Gmen you can't have it both ways...
Therefore he should be awarded the 9 month drop, if the government even hints that 9 months isn't much or worth it, I would agree and add another 9 months, so it would be worthwhile.....
The AUSA and JUDGE arenot very astute in my opinion....This never should went to the Circuit court, the District court should have been able to arrive at this..
Here is where the Givernment lost it:
Freeman executed a written plea agreement
“[p]ursuant to Fed. R. Crim. P. 11(c)(1)(C),” in which he agreed to
plead guilty to all four counts. In exchange for Freeman’s guilty plea,
the government agreed “that a sentence of 106 months’ incarceration
[was] the appropriate disposition of this case.” The plea agreement
noted the likely calculation of various factors under the federal
sentencing guidelines; it also indicated that Freeman understood that
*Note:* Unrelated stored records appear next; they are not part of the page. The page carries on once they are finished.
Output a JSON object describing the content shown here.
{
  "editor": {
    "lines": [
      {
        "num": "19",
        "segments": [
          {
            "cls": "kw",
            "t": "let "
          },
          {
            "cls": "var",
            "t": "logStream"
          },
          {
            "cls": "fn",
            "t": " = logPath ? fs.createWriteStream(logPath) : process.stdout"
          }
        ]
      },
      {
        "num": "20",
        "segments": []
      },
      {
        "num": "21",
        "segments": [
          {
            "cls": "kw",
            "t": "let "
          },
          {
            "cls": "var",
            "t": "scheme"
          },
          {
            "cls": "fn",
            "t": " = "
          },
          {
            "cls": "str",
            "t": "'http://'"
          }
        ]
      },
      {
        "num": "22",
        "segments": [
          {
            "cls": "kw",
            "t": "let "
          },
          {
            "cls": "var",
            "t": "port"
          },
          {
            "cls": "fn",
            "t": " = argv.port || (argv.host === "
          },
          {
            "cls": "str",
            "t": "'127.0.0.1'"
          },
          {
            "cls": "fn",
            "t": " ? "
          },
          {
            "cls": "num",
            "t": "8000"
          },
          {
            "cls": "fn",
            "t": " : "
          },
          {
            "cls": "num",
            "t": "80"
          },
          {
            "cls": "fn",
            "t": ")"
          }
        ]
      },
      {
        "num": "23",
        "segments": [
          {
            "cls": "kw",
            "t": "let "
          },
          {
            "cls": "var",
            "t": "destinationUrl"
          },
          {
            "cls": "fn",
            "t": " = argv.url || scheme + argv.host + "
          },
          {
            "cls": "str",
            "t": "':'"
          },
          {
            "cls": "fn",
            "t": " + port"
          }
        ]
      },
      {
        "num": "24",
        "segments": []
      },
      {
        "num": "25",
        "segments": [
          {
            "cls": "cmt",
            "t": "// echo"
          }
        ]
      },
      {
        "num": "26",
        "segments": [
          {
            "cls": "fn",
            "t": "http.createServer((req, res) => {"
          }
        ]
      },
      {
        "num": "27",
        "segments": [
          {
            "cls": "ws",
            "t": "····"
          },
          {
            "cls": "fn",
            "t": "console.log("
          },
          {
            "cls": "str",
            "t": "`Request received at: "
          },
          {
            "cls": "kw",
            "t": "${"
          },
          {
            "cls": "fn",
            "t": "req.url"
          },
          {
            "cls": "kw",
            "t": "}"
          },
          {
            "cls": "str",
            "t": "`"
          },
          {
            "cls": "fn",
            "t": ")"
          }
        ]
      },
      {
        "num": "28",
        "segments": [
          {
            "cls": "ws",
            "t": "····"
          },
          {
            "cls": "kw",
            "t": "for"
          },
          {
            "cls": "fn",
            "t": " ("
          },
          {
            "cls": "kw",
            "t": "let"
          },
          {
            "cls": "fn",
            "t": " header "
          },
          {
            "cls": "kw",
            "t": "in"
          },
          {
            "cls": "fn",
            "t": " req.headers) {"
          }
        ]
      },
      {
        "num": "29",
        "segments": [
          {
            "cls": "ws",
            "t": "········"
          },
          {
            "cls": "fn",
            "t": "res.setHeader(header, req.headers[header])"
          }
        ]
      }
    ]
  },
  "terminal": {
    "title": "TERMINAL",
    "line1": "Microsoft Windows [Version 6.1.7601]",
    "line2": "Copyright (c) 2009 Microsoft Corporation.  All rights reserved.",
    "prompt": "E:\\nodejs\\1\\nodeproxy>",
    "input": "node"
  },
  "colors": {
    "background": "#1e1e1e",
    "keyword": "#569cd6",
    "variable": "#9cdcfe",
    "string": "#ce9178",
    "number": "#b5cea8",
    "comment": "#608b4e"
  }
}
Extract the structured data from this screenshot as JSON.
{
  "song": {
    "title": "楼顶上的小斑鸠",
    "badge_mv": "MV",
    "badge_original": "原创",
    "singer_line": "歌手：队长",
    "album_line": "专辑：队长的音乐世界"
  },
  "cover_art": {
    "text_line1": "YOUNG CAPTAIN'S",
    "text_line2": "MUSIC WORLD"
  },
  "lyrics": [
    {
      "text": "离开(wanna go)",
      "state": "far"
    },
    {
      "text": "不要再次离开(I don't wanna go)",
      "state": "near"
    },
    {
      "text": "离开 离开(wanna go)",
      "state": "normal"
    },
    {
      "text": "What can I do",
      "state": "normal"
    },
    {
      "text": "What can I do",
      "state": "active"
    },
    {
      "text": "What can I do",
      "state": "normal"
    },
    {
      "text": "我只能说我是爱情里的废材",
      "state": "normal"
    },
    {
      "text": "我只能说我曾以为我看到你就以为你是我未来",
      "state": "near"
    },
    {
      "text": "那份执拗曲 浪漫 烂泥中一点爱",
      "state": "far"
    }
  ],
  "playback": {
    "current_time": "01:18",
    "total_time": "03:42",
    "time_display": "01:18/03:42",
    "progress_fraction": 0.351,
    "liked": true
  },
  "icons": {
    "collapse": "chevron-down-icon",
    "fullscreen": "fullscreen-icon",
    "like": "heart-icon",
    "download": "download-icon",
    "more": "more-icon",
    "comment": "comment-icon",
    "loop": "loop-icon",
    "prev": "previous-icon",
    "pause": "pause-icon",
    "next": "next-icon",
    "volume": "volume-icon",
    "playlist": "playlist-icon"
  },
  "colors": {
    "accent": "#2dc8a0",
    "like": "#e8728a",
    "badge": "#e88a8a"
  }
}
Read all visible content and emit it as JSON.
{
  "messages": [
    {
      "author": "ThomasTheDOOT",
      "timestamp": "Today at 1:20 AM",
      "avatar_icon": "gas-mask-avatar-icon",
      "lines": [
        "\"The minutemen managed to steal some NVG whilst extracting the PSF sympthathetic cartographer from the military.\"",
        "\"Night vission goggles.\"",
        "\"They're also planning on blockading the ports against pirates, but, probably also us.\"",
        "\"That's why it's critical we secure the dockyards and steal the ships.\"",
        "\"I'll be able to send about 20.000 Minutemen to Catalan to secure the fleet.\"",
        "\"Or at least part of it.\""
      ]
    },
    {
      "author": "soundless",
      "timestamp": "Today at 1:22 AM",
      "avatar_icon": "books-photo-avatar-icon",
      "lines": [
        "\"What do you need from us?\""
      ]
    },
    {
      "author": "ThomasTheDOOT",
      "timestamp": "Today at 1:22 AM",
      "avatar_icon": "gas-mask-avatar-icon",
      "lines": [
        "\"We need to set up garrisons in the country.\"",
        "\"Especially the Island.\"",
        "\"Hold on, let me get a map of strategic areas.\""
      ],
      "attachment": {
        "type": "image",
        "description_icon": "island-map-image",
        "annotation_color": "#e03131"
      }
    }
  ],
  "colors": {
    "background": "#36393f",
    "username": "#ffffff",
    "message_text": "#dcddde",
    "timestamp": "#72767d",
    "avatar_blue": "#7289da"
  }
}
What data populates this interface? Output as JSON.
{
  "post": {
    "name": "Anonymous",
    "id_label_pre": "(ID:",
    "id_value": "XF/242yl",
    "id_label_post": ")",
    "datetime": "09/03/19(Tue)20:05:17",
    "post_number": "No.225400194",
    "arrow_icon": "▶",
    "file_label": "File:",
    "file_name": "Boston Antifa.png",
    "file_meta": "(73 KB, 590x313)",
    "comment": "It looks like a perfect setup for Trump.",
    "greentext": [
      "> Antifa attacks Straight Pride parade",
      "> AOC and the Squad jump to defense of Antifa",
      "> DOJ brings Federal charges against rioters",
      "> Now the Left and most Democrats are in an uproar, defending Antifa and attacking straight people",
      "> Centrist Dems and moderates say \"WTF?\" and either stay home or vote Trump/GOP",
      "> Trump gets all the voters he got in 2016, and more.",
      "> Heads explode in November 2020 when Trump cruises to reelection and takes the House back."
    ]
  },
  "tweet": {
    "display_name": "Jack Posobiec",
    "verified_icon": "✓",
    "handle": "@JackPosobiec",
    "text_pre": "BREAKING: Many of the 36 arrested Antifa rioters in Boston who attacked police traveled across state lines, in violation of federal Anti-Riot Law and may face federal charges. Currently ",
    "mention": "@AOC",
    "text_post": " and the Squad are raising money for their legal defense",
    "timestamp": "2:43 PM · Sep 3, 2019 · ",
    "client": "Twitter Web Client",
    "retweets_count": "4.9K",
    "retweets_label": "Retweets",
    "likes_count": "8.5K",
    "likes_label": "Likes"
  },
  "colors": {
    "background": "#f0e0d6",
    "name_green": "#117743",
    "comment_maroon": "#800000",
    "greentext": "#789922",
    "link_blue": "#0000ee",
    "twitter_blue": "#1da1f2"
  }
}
the district court would “independently calculate the Guidelines at
sentencing,” and that he “agree[d] to have his sentence determined
pursuant to the Sentencing Guidelines.” The district court accepted
petitioner’s guilty plea,
Thats it, his sentence floats off the guidelines, its over....
Posted by: Josh | Feb 22, 2011 10:33:21 AM
All cases involve technicalities to loose the criminal on the public. This is an insider game, threatening the public safety. They are about made up rights, and not even about real due process designed to be accurate in freeing the innocent and protecting the public from dangerous criminals. If this is the state of sentencing appellate jurisprudence, it is a waste of taxpayer money. The Justices certing these cases are stealing and wasting tax money. Meanwhile 20 million crimes are going unanswered. And about 20% of convicted people are likely innocent. The incompetence of the lawyer is on display, and expensive.
Posted by: Supremacy Claus | Feb 23, 2011 6:38:32 AM